If whooping cough is not diagnosed until the later stages of the infection, it is unlikely that your doctor will prescribe antibiotics. This is because the bacterium that causes whooping cough has already gone by this time, so you will no longer be infectious. Antibiotics will not improve your symptoms at this stage.
Babies are affected most severely by whooping cough, and are most at risk of developing complications. For this reason, babies under 12 months who contract whooping cough will often need treatment in hospital.
If your child is admitted to hospital to be treated for whooping cough, it is likely they will be treated in isolation. This means they will be kept away from other patients to prevent the infection spreading.
Your child may need to be given antibiotics intravenously (straight into a vein through a drip).

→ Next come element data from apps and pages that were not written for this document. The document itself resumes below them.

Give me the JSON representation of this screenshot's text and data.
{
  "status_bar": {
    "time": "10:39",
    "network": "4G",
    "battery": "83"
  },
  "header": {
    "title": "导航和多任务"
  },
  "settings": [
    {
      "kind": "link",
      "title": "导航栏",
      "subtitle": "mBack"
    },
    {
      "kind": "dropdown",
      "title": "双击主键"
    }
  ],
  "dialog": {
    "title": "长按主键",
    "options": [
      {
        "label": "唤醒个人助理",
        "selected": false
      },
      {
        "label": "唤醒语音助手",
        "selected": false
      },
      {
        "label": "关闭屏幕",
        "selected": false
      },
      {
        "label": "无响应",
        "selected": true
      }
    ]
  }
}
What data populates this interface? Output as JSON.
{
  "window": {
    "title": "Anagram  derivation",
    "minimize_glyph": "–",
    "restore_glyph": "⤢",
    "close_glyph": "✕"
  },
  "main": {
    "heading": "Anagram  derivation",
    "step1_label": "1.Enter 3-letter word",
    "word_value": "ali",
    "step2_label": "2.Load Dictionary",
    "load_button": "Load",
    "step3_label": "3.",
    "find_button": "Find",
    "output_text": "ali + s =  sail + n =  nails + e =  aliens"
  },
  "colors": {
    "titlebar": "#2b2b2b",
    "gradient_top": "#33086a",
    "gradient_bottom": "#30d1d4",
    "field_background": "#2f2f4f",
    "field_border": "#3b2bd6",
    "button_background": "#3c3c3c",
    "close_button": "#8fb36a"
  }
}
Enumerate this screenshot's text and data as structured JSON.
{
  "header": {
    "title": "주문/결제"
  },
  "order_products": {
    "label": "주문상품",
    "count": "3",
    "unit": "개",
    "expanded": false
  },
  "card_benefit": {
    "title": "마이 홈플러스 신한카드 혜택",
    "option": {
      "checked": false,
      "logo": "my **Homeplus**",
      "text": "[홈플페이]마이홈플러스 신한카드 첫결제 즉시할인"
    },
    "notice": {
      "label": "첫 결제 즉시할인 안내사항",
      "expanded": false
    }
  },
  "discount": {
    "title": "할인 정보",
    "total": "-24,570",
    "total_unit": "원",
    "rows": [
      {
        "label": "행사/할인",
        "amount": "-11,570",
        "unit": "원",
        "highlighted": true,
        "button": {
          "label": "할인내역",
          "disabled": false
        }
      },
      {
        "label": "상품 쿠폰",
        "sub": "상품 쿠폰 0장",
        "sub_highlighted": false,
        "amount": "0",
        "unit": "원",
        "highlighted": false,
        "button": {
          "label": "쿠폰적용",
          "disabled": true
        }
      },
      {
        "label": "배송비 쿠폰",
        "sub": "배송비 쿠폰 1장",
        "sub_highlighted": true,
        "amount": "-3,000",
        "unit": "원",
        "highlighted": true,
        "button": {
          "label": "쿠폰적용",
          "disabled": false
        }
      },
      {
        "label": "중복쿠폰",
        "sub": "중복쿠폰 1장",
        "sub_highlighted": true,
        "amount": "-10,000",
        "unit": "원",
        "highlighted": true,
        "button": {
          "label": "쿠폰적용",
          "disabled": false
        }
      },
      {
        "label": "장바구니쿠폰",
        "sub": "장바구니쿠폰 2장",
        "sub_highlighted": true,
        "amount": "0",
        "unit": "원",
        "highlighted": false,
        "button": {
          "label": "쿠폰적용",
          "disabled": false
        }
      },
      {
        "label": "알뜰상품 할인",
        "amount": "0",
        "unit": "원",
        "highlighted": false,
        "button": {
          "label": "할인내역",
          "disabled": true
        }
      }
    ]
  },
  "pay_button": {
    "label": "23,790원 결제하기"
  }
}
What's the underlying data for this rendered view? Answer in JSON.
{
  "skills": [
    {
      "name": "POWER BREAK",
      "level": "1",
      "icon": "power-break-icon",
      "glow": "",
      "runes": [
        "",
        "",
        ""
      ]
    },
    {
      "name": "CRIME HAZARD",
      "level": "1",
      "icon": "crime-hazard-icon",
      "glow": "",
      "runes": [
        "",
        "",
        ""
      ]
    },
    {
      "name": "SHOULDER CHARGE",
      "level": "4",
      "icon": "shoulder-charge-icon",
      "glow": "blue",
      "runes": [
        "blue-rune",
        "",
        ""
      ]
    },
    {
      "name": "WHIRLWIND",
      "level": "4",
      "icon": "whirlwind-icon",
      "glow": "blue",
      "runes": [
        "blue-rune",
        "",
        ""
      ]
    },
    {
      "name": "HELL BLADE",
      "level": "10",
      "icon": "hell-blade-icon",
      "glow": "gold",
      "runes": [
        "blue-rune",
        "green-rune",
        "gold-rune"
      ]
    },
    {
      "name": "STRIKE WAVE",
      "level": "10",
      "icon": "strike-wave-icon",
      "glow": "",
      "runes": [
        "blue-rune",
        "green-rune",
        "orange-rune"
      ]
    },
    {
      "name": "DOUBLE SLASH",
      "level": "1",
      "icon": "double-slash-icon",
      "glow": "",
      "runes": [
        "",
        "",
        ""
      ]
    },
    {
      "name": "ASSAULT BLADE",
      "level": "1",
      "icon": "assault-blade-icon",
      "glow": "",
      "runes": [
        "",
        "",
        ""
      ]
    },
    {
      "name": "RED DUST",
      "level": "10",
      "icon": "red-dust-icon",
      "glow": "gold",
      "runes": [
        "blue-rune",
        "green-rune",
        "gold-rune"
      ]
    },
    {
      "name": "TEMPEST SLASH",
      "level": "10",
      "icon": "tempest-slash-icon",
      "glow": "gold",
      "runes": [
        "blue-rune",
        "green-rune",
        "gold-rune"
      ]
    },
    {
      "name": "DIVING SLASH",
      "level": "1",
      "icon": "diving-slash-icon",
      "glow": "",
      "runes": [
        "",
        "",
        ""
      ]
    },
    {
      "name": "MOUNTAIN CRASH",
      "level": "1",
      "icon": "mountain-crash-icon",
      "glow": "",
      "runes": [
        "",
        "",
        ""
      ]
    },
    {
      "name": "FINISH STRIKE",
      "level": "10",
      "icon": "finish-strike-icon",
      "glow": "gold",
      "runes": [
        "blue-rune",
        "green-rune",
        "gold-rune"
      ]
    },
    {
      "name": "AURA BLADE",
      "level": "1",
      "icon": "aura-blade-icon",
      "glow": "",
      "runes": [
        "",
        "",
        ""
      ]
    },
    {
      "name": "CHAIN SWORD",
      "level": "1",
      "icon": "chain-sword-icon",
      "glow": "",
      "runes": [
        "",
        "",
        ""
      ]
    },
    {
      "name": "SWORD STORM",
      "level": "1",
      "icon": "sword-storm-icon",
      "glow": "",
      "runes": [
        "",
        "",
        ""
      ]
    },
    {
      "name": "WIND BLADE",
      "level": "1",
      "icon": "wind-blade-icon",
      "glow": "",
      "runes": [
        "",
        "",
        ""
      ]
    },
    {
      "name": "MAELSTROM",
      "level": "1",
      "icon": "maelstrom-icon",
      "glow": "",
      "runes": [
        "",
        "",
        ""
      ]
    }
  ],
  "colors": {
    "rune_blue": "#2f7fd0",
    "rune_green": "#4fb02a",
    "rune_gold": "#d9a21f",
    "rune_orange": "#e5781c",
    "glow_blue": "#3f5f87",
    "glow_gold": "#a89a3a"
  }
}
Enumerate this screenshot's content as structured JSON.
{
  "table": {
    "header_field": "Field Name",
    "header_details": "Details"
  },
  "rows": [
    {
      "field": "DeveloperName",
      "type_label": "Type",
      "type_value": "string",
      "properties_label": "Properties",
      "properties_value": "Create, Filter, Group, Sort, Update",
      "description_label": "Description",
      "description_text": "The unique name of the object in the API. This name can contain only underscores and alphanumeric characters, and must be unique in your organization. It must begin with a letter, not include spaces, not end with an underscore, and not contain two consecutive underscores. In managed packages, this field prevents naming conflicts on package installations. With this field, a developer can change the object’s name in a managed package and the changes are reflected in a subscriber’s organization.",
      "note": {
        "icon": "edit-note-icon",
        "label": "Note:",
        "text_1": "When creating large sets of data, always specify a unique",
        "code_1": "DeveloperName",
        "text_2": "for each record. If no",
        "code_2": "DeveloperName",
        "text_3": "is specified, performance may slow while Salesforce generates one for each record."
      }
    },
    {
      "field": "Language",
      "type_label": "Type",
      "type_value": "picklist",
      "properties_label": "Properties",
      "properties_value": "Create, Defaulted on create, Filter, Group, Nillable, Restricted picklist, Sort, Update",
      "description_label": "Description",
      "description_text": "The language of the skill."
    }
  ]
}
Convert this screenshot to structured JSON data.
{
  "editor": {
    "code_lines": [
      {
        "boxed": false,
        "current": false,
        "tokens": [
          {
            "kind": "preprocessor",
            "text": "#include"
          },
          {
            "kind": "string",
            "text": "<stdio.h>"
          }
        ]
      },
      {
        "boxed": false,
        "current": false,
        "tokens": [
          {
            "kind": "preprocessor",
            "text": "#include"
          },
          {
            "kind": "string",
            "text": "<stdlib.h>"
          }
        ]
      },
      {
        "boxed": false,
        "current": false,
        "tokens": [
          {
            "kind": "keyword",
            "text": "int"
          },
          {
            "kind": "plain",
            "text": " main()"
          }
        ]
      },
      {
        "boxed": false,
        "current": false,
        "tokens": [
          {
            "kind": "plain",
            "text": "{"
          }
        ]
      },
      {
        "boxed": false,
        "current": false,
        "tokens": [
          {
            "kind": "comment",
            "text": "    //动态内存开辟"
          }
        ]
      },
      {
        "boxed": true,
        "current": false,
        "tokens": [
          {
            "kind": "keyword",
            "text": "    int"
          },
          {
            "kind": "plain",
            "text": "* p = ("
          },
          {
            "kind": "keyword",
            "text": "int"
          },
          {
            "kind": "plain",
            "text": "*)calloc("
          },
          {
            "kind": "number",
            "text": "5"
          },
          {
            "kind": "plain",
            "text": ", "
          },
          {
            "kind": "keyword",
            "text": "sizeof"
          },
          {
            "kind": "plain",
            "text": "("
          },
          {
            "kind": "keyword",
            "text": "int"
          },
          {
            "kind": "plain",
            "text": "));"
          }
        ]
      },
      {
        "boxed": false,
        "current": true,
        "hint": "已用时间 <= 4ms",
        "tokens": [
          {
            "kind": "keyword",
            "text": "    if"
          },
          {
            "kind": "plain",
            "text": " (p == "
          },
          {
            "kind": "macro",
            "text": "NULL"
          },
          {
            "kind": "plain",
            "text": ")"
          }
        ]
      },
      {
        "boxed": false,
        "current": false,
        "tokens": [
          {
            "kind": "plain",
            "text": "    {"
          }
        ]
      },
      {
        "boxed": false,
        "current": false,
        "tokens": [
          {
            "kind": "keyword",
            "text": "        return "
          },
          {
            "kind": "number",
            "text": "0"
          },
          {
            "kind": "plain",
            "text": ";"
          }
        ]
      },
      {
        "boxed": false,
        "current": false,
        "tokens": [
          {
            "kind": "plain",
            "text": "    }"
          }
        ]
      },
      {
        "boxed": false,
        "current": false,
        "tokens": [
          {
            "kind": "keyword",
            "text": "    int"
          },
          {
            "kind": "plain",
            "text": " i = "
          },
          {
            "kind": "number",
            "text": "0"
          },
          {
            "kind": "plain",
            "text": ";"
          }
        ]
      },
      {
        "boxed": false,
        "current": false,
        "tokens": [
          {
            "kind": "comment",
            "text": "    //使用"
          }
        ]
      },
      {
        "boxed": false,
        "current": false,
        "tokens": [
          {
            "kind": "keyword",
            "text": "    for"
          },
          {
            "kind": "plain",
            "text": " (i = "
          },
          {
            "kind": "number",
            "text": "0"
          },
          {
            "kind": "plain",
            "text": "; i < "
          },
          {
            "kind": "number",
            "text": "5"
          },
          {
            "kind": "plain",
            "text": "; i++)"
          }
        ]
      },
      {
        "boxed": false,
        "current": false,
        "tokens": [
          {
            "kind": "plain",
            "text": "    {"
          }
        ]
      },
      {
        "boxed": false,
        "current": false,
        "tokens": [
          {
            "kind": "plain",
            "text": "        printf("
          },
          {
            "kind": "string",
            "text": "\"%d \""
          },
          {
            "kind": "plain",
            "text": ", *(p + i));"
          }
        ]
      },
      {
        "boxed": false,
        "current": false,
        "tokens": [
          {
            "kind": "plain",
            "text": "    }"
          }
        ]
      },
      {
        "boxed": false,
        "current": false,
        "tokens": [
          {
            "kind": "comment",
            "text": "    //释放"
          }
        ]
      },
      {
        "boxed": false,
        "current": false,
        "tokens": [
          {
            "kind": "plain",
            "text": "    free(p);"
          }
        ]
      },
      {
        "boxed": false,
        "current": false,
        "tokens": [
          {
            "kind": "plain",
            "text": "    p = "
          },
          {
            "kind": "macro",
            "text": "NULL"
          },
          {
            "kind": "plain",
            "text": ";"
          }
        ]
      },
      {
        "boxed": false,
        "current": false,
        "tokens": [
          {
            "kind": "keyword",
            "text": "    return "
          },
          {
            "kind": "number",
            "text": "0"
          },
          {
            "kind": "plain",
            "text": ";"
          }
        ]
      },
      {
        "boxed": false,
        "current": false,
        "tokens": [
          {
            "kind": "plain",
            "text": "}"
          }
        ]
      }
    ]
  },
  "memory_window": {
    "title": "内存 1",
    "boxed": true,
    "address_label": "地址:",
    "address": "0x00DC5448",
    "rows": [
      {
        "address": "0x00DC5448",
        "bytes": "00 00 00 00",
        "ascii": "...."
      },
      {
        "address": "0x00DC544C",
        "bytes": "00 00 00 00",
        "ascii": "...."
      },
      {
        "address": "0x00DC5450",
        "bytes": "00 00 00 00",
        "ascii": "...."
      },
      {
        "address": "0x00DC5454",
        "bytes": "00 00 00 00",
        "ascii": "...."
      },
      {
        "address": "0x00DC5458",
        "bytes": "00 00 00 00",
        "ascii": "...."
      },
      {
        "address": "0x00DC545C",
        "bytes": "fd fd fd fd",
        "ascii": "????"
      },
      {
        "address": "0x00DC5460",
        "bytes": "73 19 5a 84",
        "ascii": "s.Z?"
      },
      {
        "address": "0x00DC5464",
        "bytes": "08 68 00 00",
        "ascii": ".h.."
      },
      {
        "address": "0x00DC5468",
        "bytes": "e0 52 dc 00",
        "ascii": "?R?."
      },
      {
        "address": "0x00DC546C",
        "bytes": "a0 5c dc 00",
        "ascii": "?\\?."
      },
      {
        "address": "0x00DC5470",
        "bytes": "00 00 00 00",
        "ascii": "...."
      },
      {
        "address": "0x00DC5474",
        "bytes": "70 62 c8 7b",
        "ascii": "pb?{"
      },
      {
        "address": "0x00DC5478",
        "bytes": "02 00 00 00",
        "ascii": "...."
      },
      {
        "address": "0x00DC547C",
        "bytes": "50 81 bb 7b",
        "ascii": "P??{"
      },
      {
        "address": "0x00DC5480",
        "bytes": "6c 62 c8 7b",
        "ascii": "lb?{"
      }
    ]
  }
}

If your child is severely affected, they may also need corticosteroid medication as well as antibiotics. Corticosteroid medication contains steroids. These are powerful hormones that will reduce inflammation (swelling) in your child's airways, making it easier for them to breathe. Like antibiotics, corticosteroids may be given intravenously.
If your child needs additional help with breathing, they may be given extra oxygen through a facemask. A handheld device called a bulb syringe may also be used to gently suction away any mucus that is blocking their airways.
Whooping cough is much less serious in older children and adults than it is in babies and young children. Your doctor will usually advise you to manage the infection at home and follow some simple advice:
Whooping cough is highly infectious, so if you or your child have it, it is important to stay away from others until the bacterium has completely cleared.
The affected person should stay at home until they have completed a five-day course of antibiotics from their doctor, or had intense bouts of coughing (paroxysms) for three weeks (whichever is sooner).
Although bouts of coughing may continue after three weeks, it is unlikely you will still be infectious because the bacterium will have gone.
Preventative treatment may be recommended for members of your household (or dorm or residential home) known to be vulnerable to the effects of infection (these people are known as vulnerable contacts).
Vulnerable contacts include:
Preventative treatment is also usually recommended if a household member works in a healthcare, social care or childcare facility as they could pass the infection on to other vulnerable contacts
Preventative treatment usually involves a short course of antibiotics, and in some cases, a booster dose of the vaccine.
In the UK, whooping cough is now rare due to successful vaccination against it.
The whooping cough vaccine is given as part of the 5-in-1 vaccine (DTaP/IPV/Hib), which also protects against diphtheria, tetanus, polio and Hib (haemophilus influenzae type b).
The 4-in-1 pre-school booster (DTap/IPV) is given before children start school (when they are between three and five years old) to boost their protection against whooping cough.
The whooping cough vaccine is given in three separate jabs plus a booster, so that your child's body has time to build up an effective level of protection.
The whooping cough vaccine is very safe. The most common side effects that babies experience are:
Read more about side effects of the 5-in-1 vaccine.
If your child has a problem with their immune system, speak to your doctor for advice about vaccination. Babies with mild coughs or colds can still have the vaccine.
Babies and young children are usually most severely affected by whooping cough. They are most likely to develop severe complications such as:
Severe complications such as pneumonia and brain damage can be fatal, although this is extremely rare.
Older children and adults are occasionally affected by complications of whooping cough. However, the complications are usually much less serious than those experienced by babies and young children.
Less serious complications can include:
Important: Our website provides useful information but is not a substitute for medical advice. You should always seek the advice of your doctor when making decisions about your health.